The privatization of education is hotly debated across the world. It hardly represents a uniform set of policies with experts, economists, civil society organizers, and state officials weighing potential gains and losses. Iran has been no exception to this pattern. As most theoretical literature predicts, the privatization of education in Iran has caused harm. According to experts, it exacerbates class divisions, consolidates social gaps, and leads to serious detrimental consequences in the classroom. With over a century of experience with institutions of modern education, Iran has its own unique history of debate and struggle over privatization and its implementation. This article provides an overview of that history and an assessment of the current state of education in Iran.
This article is part of a roundtable on the relationship between engineering, technopolitics, and the environment in the Middle East and North Africa. […] My research is concerned with the technopolitics of water infrastructures and the constitution and expansion of state power in Cold War Iran. I focus on projects of dam construction, rural development, and agricultural transformation in the province of Khuzestan from the 1950s through the 1970s. Khuzestan is widely known for its rich oil reserves. But it also contains one-third of Iran’s surface water resources, fed by five main rivers in northern Khuzestan. Iranian officials often consider it the “breadbasket” of the nation due to its large agricultural production. One of Khuzestan’s major infrastructural projects during this time period was the Dez Dam, christened the Mohammad Reza Shah Pahlavi Dam at its inauguration ceremony.

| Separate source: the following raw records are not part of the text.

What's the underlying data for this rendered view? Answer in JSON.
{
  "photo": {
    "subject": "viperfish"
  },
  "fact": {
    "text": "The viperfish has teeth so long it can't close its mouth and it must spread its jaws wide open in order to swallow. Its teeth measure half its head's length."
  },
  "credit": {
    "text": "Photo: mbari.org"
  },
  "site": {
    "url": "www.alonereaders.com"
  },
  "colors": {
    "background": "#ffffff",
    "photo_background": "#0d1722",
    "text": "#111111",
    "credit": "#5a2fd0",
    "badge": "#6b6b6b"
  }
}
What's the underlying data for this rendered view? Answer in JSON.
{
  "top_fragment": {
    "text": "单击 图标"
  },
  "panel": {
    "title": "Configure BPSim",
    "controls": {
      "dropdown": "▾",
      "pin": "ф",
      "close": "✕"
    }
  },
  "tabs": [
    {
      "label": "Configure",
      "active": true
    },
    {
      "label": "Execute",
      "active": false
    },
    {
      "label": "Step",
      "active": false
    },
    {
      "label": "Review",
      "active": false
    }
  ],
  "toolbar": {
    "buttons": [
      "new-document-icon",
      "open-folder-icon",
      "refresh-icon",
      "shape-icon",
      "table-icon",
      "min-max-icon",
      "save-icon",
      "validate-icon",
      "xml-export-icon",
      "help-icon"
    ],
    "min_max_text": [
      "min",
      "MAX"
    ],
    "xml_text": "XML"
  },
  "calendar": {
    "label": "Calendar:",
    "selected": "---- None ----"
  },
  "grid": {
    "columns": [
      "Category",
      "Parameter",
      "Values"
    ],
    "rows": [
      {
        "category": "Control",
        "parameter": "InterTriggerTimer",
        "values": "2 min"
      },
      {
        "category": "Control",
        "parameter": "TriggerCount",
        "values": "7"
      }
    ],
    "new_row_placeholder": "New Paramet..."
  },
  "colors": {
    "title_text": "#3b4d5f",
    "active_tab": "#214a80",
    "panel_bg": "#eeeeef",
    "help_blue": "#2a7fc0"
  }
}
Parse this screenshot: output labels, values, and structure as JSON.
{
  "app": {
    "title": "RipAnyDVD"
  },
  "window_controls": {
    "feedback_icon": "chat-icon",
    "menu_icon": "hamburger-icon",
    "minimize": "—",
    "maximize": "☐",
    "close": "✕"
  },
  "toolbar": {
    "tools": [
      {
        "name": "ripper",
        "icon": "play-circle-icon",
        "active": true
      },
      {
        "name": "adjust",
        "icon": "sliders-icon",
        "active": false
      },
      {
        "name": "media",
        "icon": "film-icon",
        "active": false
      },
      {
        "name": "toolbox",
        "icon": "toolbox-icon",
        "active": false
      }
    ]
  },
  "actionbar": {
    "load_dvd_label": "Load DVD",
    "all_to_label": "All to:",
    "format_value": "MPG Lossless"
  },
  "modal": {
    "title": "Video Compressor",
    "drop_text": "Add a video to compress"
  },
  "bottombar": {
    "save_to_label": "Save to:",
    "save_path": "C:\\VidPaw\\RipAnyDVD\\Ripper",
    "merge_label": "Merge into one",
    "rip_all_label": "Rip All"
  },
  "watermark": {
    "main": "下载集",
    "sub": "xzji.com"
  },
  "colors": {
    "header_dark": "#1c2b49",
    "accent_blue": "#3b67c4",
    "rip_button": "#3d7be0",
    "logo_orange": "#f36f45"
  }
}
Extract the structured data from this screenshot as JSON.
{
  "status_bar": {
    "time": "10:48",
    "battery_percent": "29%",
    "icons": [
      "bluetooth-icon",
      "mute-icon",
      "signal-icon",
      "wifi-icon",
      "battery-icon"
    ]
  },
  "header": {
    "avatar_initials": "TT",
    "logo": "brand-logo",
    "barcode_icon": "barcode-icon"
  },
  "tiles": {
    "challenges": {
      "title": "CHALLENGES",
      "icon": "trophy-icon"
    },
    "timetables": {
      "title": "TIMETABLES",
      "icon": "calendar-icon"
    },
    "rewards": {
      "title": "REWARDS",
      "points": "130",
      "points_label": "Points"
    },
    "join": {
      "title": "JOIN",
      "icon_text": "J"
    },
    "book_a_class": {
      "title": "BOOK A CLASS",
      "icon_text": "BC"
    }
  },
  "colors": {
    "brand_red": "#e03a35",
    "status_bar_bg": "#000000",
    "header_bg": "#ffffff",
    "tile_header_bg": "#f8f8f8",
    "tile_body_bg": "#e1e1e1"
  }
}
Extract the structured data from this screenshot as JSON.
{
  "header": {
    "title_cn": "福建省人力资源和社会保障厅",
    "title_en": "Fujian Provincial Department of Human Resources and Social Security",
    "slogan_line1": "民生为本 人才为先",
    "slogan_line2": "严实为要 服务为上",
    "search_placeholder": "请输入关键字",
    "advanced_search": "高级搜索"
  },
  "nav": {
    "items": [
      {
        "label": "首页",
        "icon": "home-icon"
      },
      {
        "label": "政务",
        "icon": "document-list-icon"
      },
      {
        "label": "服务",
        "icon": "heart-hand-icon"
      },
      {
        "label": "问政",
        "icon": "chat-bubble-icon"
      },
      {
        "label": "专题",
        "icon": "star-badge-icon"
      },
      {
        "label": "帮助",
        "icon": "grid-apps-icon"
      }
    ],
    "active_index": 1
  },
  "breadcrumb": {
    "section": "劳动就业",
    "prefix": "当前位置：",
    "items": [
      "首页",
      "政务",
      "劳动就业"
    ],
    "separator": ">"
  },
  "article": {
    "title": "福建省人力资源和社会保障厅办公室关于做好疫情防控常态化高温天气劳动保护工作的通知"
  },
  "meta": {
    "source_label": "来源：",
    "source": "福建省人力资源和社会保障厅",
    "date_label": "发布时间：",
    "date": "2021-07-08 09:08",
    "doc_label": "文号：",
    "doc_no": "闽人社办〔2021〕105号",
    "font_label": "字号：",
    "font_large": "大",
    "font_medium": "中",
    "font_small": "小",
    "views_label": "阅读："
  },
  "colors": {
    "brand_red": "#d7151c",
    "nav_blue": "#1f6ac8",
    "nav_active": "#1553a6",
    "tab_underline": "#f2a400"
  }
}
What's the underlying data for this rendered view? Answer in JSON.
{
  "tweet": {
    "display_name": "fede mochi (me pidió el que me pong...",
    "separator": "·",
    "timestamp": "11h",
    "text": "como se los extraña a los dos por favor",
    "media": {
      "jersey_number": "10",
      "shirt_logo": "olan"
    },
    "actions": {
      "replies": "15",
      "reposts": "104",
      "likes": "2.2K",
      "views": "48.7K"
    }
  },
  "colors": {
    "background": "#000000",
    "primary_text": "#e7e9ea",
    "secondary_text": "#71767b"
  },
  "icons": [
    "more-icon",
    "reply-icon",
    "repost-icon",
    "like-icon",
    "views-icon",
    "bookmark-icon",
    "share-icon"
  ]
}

A group of German lawmakers released a signed statement on Thursday demanding the "unconditional" permanent release of Iranian human rights activist Nasrin Sotoudeh, who was named a Right Livelihood Laureate last month. The 38 signatories included Bundestag Vice-President Claudia Roth, Dr Anton Hofreiter (Chairperson of the Green Parliamentary group), Gyde Jensen (FDP), Bärbel Kofler (SPD), Gysi Gregor (Die Linke) and Michael Brand (CDU).